Symmetrisches Multiprozessorsystem Ein symmetrisches Multiprozessorsystem (SMP) ist in der Informationstechnologie eine Multiprozessor-Architektur, bei der zwei oder mehr identische Prozessoren einen gemeinsamen Adressraum besitzen. Dies bedeutet, dass jeder Prozessor mit derselben (physikalischen) Adresse dieselbe Speicherzelle oder dasselbe Peripherieregister adressiert. Die meisten Mehrprozessorsysteme heute sind SMP-Architekturen.Massively Parallel Processing (MPP) bezeichnet in der Informatik die Verteilung einer Aufgabe auf mehrere Hauptprozessoren, die jeweils auch über eigenen Arbeitsspeicher verfügen können. Ein Massiv-paralleler Computer ist demnach ein Parallelrechner, der über eine Vielzahl (zum Teil mehrere tausend) unabhängiger Ausführungseinheiten verfügt.The SAS Enterprise Analytics Architecture, which includes SAS High Performance Computing technology, enables organizations to “raise the relevance” in their data. SAS has introduced the concept of an Analytical Data Warehouse (ADW) to sit “along side” the traditional Enterprise Data Warehouse (EDW). The ADW takes the complexity out of the EDW by surfacing only relevant data and INFORMATION to the business users. To draw a parallel . . . we all go to the grocery store. But, do you realize there are two parts to a grocery store? There are the aisles with the bread, milk, cereal, etc. This is part that the CONSUMER sees. And, of course, groceries are organized as the CONSUMER typically shops. The other part is generally behind the wall of the store where items are organized quite differently. Here, items are organized for maximum storage and for quick replenishment of the store shelves. So, the “AISLES” are the ADW, while the part “BEHIND THE WALL” is the EDW. In our world, SAS leverages both the EDW and the ADW, depending upon the nature of the analytical problem, the required data, and the needs of the consumer. Our Information Management capabilities, combined with our advanced analytics, provides the necessary linkages to make this happen. In addition, SAS’ Grid, In-Database, and In-Memory technologiesallow organizations to take large computational problems and distribute the analysis across the appropriate computing resources. This enables IT to “get out of” the “problem solving” business, and “get into” the “information providing” business. We provide the BUSINESS users with INFORMATION, organized in a fashion for consumption, enabling them to solve problemsquickly and confidently.SAS is the only vendor that can drive this High-Performance data-to-delivery process.

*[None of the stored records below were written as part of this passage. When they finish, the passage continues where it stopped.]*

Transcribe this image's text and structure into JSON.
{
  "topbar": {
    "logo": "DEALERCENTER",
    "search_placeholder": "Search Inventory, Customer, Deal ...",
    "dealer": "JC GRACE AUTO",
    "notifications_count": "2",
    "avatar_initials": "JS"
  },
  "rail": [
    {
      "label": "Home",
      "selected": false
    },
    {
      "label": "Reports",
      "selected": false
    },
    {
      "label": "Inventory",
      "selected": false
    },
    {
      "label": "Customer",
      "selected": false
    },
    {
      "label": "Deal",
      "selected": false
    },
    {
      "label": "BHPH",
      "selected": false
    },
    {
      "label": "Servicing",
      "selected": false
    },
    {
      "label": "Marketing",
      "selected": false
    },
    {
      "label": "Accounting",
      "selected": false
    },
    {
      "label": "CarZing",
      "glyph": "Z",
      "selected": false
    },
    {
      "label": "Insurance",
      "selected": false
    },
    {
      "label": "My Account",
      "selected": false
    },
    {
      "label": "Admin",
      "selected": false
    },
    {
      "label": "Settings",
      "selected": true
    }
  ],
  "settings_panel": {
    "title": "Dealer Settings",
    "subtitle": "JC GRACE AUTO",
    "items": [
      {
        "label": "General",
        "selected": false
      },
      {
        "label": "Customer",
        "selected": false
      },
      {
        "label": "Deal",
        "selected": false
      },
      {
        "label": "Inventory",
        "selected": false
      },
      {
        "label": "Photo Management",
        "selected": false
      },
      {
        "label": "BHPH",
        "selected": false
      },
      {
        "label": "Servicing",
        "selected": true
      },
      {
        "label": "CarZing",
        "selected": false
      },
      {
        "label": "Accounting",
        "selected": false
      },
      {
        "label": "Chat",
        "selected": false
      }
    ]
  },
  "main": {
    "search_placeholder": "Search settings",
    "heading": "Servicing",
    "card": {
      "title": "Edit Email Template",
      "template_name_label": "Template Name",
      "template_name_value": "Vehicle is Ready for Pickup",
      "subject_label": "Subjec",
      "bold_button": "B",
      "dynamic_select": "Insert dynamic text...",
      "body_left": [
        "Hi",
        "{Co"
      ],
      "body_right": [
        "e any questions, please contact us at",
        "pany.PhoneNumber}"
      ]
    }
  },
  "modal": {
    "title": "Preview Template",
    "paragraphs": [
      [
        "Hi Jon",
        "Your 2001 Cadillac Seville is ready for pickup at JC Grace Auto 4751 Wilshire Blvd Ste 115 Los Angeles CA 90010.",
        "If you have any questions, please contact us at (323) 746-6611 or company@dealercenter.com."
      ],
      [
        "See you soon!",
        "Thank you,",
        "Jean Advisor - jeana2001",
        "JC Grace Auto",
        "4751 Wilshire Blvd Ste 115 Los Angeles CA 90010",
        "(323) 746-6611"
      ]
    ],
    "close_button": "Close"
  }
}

BIG Data ist ein Hype!Das Buzzword wird verschwinden, aber die grossen Datenmengen werden bleiben eCommerceWEB 2.0Die technischen Voraussetzungen für BIG Analytics sind vorhanden SAS High Performance Analytics, überschaubarer finanzieller AufwandBIG Analytics verschafft den entscheidenden Wettbewerbsvorteil – SCHON HEUTE
Der immer größere Datenstrom muss frühzeitig sortiert werden: Manche Daten sollen sofort Ereignisse auslösen, andere Informationen müssen im Vertriebsreporting landen und wieder andere werden für eine spätere Analyse kostengünstig aufgehoben
Klassisches BI stößt hier schnell an Grenzen. Es geht immer mehr um Advanced Analytics mit der wertvolle Muster und Zusammenhänge erkannt werden können. Und das Ganze muss aussage-kräftig visualisiert werden, damit es verständlich bleibt.